Currently, I am in a rather squished seat on a bus bound for Madrid. It is a window seat, which was a happy stroke of luck. However, regardless of view, it seems like the next seven hours would be well spent catching up on blog posts.
Reader, I miscalculated greatly. I did not write at all on that cramped bus ride.
Instead of being conventionally productive, I daydreamed and took in the constantly changing landscape. We rolled through small villages, across expanses of green fields, random castles and fortresses sprung up on hilltops, and as we neared Madrid, mountains came into view. Everything was shades of deep green and blue and much more enticing than a blank Word Document.
So instead of in the moment action, I have for your reading pleasure (drum roll): Reflections on the Past.
When you’re on a bus for seven hours, you get a real appreciation for time and distance. For me, this was the first time I felt very far away from home. Far enough that I could be in a place of transportational limbo for nearly a third of a day, and still not be home or even close (granted, home was not my destination, but still). Everything is just so gosh darn big. And far. And there’s so much of it.
Do you feel a strange stone in your stomach? That would be your sense of insignificance. In my experience, it acts up a lot when faced with any of the following: something that has a B.C.E after its date, a very open sky, holding a baby (any species), or a bus trip that is 7 hours.

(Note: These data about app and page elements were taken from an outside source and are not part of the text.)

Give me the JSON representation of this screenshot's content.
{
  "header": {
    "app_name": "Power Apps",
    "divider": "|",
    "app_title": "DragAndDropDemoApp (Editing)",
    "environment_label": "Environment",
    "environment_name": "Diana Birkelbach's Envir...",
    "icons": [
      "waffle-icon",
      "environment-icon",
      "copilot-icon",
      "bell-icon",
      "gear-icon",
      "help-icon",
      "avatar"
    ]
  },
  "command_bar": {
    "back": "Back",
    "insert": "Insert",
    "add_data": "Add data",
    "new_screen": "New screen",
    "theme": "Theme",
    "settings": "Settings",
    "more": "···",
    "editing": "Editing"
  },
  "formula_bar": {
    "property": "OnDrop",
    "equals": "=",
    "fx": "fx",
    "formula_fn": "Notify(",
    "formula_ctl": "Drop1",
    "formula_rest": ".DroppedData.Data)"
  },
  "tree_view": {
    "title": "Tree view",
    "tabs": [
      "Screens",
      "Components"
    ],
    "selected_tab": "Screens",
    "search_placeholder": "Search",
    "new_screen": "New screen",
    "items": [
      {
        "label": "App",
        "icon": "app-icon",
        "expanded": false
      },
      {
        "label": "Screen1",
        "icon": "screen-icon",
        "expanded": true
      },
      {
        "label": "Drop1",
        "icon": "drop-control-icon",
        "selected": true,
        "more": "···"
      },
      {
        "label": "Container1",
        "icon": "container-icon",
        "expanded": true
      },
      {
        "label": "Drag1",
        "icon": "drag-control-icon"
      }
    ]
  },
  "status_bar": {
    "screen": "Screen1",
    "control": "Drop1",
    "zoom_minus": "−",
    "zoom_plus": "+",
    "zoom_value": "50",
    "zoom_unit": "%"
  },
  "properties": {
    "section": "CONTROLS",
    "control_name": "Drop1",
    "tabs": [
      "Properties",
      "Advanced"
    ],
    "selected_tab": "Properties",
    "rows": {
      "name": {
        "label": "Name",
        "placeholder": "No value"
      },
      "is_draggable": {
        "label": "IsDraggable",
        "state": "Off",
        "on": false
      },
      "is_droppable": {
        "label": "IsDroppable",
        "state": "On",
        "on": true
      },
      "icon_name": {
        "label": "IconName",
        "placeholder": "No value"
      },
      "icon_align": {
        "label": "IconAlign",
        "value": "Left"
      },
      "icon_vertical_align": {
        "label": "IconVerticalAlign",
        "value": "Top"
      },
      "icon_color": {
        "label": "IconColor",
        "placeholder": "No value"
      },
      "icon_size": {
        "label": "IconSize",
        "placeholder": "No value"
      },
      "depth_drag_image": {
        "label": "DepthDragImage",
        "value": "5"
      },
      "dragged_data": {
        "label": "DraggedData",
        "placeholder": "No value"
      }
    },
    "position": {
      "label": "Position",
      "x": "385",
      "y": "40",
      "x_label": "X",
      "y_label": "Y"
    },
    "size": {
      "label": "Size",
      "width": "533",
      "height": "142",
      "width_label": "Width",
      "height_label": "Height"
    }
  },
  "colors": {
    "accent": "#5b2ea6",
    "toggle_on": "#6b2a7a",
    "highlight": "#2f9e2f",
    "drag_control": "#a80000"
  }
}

Through a process of trial and error, I have found that the best path to feeling like a person again, as opposed to a vague sentient particle, is to focus on the purely human moments of your recent life. Ignore your big questions about life, the universe, and everything; focus on the small.
Here are some of my small moments from the past few weeks:
Three weeks ago, my host-father, Chema, took me to visit his hometown, Fuenteheridos, population: 648. As we drove up and down the mountains, we listened to the radio, and in broken, over exaggerated Spanish, pointed out spots of interest on the landscape: “Look, pigs!” “Yes, for ham.” “Look a castle!” “Yes, an old fortress against Portugal.”
We visited his mother in a house with the date, 1865, emblazoned in the ironwork of a balcony. Greeting us at the door was a cat, who, like any respectable cat regardless of country would be upset at my usage of the verb, “greeting.” A large wooden door opened into a small, dark foyer and I was welcomed with a kiss and the insistence that I have a piece of candy.
Two and a half weeks ago I turned 20! My host family surprised me with a cake, a jar of chocolate covered peanuts, and a book. Many family members sent me cards, which I really wasn’t expecting but was very excited to open. Each one made me cry a bit, though I can’t say exactly why.
Two weeks ago, I took a train to visit Córdoba, another very old city on the Guadalquivir River. When I arrived (about a 45 minute train ride) it was raining and didn’t stop raining all day. This wasn’t incredibly surprising as there had been old-testament-style downpours every day of March thus far, but was still unfortunate as my shoes were very leaky. Part of my day was spent looking for a more seaworthy pair of boots, but my feet are apparently too big for Spain (cue me trying to visually gage the shoe size of every person I meet from this moment on). The rain was so torrential I eventually payed one euro to take refuge in a small archeology museum. A security guard, a receptionist, and I watched the rain together.
The thing I appreciate most about this time abroad is just that — the time. There is space to have small, pure moments of human connectedness that is much harder to come by if you are constantly running from one destination to the next like a family vacation to Disney World. It’s empowering to discover that, though your sense of insignificance might buzz more than you’re used to, it is still very possible to carve a place for yourself into the universe.